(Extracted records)

----------

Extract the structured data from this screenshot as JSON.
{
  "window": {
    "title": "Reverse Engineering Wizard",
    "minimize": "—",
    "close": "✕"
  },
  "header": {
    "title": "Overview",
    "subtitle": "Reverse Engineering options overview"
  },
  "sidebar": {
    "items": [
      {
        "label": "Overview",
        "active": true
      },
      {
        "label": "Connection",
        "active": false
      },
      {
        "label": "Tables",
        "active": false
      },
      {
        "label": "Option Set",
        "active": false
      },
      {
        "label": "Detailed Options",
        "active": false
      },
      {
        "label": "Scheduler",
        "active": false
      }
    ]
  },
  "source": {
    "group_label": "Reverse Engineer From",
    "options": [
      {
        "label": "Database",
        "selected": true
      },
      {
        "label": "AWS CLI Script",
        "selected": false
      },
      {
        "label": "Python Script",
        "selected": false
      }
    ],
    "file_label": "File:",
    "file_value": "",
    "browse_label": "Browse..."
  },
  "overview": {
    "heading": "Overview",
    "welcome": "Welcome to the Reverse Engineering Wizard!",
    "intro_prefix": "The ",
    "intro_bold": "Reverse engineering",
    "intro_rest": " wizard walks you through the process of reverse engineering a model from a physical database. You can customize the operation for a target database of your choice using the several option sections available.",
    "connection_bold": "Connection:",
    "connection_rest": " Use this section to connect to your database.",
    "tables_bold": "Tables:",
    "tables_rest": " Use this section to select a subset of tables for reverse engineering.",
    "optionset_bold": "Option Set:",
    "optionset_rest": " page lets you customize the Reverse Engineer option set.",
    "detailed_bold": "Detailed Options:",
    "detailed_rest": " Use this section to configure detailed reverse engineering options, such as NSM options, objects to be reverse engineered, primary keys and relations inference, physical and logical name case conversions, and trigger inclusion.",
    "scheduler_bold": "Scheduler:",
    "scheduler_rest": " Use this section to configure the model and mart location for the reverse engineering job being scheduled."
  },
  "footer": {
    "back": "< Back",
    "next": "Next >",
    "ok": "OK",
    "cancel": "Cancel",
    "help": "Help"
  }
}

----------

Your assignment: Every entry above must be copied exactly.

Exercise solution:
Extract the structured data from this screenshot as JSON.
{
  "window": {
    "title": "Reverse Engineering Wizard",
    "minimize": "—",
    "close": "✕"
  },
  "header": {
    "title": "Overview",
    "subtitle": "Reverse Engineering options overview"
  },
  "sidebar": {
    "items": [
      {
        "label": "Overview",
        "active": true
      },
      {
        "label": "Connection",
        "active": false
      },
      {
        "label": "Tables",
        "active": false
      },
      {
        "label": "Option Set",
        "active": false
      },
      {
        "label": "Detailed Options",
        "active": false
      },
      {
        "label": "Scheduler",
        "active": false
      }
    ]
  },
  "source": {
    "group_label": "Reverse Engineer From",
    "options": [
      {
        "label": "Database",
        "selected": true
      },
      {
        "label": "AWS CLI Script",
        "selected": false
      },
      {
        "label": "Python Script",
        "selected": false
      }
    ],
    "file_label": "File:",
    "file_value": "",
    "browse_label": "Browse..."
  },
  "overview": {
    "heading": "Overview",
    "welcome": "Welcome to the Reverse Engineering Wizard!",
    "intro_prefix": "The ",
    "intro_bold": "Reverse engineering",
    "intro_rest": " wizard walks you through the process of reverse engineering a model from a physical database. You can customize the operation for a target database of your choice using the several option sections available.",
    "connection_bold": "Connection:",
    "connection_rest": " Use this section to connect to your database.",
    "tables_bold": "Tables:",
    "tables_rest": " Use this section to select a subset of tables for reverse engineering.",
    "optionset_bold": "Option Set:",
    "optionset_rest": " page lets you customize the Reverse Engineer option set.",
    "detailed_bold": "Detailed Options:",
    "detailed_rest": " Use this section to configure detailed reverse engineering options, such as NSM options, objects to be reverse engineered, primary keys and relations inference, physical and logical name case conversions, and trigger inclusion.",
    "scheduler_bold": "Scheduler:",
    "scheduler_rest": " Use this section to configure the model and mart location for the reverse engineering job being scheduled."
  },
  "footer": {
    "back": "< Back",
    "next": "Next >",
    "ok": "OK",
    "cancel": "Cancel",
    "help": "Help"
  }
}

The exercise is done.